Despite the inconveniences this technology may bring those truly seeking to get away, it provides many wonders in return.
The tenmondai (天文台, observatory) allows sights not long realized by human eyes to come into focus, humbled by our desire to reach into the unknown. The craters of the moon as clear as if we were in an Apollo spacecraft on approach. Two stars caught in each other’s gravitational pull over two hundred million light-years away, yet close enough to touch in my mind.
And the opportunities it affords by allowing me to come into contact with fellow travelers and residents alike…
Onsen-goers who enjoy the not-so-tepid sulfurous waters of the Nishiku (西区) and Higashiku (東区) hot springs, milky-white from the effects of dormant Ontake (御岳). One of the few native children, giggling as her father makes sure she bathes properly, unabashed in the presence of so many others.
I know I’m still new to this world, a child attempting to understand divine intent. There are still those that came before me to this island, wanderlust and courage in their hearts, inspiration in their eyes.
Their descendents follow their footsteps to honor the memory. A family of five brothers and sisters retrace the journey their parents undertook in 1946. At a time in postwar Japan, when Okinawa remained in seige and overseas travel was questionable, a single family set out to explore their homeland to remind them that despite the horrors of war and whatever changes lay in the future of their country, some aspects of culture are eternal. Some things cannot be taken away by force, a broken spirit, or a great loss. The feelings we hold, the memories we cherish, that adventurous desire to prove our self-worth and break boundaries some dare not.

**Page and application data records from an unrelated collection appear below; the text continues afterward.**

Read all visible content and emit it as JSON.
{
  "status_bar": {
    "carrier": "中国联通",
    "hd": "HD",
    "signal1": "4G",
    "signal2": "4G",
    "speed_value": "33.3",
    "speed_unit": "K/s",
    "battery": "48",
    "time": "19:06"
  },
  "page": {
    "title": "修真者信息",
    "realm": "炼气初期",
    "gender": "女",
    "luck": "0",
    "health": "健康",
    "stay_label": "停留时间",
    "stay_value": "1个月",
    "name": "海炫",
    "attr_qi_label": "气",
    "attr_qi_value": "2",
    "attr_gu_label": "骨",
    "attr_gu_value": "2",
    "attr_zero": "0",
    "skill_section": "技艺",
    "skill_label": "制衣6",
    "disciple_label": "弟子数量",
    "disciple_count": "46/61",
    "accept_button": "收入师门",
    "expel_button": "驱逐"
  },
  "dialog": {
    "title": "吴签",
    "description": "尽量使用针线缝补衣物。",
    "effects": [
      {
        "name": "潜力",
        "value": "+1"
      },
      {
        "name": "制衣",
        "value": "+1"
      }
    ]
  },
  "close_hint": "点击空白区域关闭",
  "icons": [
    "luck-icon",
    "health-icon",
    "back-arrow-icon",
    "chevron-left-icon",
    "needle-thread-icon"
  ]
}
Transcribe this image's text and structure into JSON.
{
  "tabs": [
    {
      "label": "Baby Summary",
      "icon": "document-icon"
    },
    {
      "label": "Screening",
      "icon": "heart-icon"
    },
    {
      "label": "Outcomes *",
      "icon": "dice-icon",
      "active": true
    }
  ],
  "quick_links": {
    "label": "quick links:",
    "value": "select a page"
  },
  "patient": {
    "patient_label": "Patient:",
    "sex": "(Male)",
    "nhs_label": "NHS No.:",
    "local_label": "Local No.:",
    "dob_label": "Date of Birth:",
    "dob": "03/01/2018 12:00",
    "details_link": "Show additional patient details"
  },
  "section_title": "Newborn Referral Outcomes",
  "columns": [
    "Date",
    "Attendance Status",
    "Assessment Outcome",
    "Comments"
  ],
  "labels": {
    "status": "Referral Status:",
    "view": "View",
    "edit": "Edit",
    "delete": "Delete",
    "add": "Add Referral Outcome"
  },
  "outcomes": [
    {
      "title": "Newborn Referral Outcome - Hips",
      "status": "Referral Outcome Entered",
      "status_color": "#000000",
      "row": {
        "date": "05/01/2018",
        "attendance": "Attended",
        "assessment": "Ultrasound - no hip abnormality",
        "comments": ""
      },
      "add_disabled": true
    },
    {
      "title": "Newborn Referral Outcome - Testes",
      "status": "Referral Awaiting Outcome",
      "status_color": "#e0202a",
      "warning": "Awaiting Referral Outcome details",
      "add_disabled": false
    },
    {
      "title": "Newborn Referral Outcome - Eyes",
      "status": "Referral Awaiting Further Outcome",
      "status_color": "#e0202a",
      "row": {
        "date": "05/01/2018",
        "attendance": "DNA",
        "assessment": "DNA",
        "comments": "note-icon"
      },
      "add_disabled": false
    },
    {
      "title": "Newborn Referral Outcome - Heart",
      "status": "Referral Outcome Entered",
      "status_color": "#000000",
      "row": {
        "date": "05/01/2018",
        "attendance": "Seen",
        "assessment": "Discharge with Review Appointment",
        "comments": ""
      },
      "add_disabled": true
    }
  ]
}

It takes 7 hours 20 minutes to reach Nakanoshima from Kagoshima South Dwarf, at a roundtrip cost of ¥12,020. As I mentioned, there is currently a lot of construction going on all over the island… a surprising amount. The onsen are free and very nice; sulfuric and mineral-rich. The people are friendly and few. It’s about 8.5 km from the Nishiku area (literally “western district”) to the top of Ontake, but the view of the island is well worth it; it’s completely unrestricted up there; if you like, you can sacrifice yourself to the volcano in one of the five or six fissures, but I wouldn’t recommend it.
The observatory is definitely worth a view; it’s open from 7:30 PM to 11:30 PM Weds-Sat, but you need to get the attention of the man running the place; he might not have it open if there don’t appear to be any visitors:
Overall, this is just a pleasant stretch of farmland filled with retired couples and a few families wanting a safe life for their kids. Most of the walking is restricted to the paved road – believe me, you don’t want to try to navigate the dense bamboo – but the northern side is very quiet and scenic; be sure to take most of the morning and afternoon to trudge out to the northeast cape (セリ岬).
Profile page on the Tokara website
Nakanoshima Junior High and Primary School
(apparently, there are nine students)